|Title||Wotanin wowapi 1987-07-09|
|Geographic Coverage||Fort Peck Indian Reservation (Mont.)|
|Description||Vol.18 No.26 - Wotanin wowapi : Official newspaper of the Fort Peck Assiniboine & Sioux Tribes - Poplar, MT|
|Publisher||Poplar, Mont. : Fort Peck Tribal Executive Board|
|Rights Management||Copyright (c) Fort Peck Assiniboine & Sioux Tribes, all rights reserved.|
|Contributing Institution||Fort Peck Tribal Library|
|Digitization Specifications||Digitization and metadata by The University of Montana Maureen and Mike Mansfield Library. Images scanned using a Bookeye 3 scanner at 400 PPI, 8 bit grayscale (24 bit color for color images). Web-viewable images created from master TIFF using Photoshop CS. Optical Character Recognition performed using Abbyy FineReader 8 Corporate Edition|
|Digital Collection||Fort Peck Reservation Newspapers|
Community takes "economie initiative" ? * See Page 4+ ?

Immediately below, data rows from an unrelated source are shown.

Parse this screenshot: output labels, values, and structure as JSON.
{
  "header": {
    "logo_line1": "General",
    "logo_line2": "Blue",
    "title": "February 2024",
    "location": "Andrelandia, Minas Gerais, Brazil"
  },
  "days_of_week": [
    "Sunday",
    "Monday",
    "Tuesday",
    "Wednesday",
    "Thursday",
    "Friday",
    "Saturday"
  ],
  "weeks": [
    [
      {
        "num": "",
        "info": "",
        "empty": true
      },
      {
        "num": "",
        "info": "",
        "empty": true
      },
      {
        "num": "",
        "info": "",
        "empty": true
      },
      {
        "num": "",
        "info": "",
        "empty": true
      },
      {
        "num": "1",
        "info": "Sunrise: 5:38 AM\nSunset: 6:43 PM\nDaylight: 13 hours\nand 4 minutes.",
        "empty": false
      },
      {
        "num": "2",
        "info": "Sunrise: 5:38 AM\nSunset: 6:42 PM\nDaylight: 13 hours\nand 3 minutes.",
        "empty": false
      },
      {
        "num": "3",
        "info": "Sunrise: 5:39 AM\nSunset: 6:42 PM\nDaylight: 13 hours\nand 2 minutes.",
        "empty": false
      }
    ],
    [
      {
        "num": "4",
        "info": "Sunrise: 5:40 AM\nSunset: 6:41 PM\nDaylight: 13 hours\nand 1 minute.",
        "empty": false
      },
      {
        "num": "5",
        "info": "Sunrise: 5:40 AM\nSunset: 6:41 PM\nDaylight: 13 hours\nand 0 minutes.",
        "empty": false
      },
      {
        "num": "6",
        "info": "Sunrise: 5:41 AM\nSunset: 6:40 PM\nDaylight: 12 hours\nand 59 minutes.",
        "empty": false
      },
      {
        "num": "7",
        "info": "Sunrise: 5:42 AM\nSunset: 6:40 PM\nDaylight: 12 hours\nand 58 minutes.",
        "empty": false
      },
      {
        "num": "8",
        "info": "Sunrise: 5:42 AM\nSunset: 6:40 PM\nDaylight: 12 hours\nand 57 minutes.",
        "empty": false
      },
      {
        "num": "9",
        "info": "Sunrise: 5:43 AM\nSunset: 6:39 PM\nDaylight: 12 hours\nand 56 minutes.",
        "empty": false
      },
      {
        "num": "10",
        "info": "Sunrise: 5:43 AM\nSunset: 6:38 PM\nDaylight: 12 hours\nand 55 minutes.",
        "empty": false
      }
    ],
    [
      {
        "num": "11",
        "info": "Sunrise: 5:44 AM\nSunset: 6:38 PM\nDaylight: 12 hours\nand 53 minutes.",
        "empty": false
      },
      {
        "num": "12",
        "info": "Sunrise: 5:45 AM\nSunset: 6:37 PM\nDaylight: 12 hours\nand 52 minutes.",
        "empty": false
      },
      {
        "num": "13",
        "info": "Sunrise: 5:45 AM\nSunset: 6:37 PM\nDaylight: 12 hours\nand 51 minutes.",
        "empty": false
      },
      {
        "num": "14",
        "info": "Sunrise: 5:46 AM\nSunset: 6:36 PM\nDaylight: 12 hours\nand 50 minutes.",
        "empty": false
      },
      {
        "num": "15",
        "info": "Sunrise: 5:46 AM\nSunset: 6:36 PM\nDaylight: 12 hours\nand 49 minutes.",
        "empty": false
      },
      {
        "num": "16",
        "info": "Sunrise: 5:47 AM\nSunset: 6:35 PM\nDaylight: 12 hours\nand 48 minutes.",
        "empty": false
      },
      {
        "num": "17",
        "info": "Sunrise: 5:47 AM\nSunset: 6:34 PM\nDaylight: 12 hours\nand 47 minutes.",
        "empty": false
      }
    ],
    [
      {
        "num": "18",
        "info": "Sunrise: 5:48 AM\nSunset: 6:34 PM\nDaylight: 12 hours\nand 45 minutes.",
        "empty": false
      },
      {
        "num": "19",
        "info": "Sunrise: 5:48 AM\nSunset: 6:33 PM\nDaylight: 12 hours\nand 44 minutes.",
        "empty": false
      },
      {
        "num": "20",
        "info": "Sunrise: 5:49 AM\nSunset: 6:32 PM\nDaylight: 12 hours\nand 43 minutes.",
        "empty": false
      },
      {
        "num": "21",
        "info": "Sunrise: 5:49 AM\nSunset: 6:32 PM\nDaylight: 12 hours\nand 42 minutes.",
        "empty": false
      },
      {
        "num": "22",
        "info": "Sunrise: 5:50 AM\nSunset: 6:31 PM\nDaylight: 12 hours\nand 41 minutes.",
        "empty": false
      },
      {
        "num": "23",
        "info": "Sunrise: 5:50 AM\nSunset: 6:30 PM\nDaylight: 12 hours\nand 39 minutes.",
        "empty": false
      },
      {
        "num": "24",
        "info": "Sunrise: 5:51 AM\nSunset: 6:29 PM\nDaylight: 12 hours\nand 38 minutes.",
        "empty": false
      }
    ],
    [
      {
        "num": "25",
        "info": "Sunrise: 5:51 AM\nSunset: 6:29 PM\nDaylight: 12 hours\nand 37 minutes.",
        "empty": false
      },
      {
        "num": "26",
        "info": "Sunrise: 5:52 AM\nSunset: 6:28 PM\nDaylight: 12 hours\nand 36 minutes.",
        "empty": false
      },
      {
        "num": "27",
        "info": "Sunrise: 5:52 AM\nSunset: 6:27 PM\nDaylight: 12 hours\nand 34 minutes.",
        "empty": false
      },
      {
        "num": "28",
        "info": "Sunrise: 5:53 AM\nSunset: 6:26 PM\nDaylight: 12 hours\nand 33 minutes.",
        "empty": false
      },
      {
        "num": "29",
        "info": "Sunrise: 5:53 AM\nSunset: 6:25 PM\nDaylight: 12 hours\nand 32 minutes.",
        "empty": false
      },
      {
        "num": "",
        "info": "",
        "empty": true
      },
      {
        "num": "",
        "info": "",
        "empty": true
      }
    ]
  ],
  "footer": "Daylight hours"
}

jDoi < < "
|Digital Collection||Fort Peck Reservation Newspapers|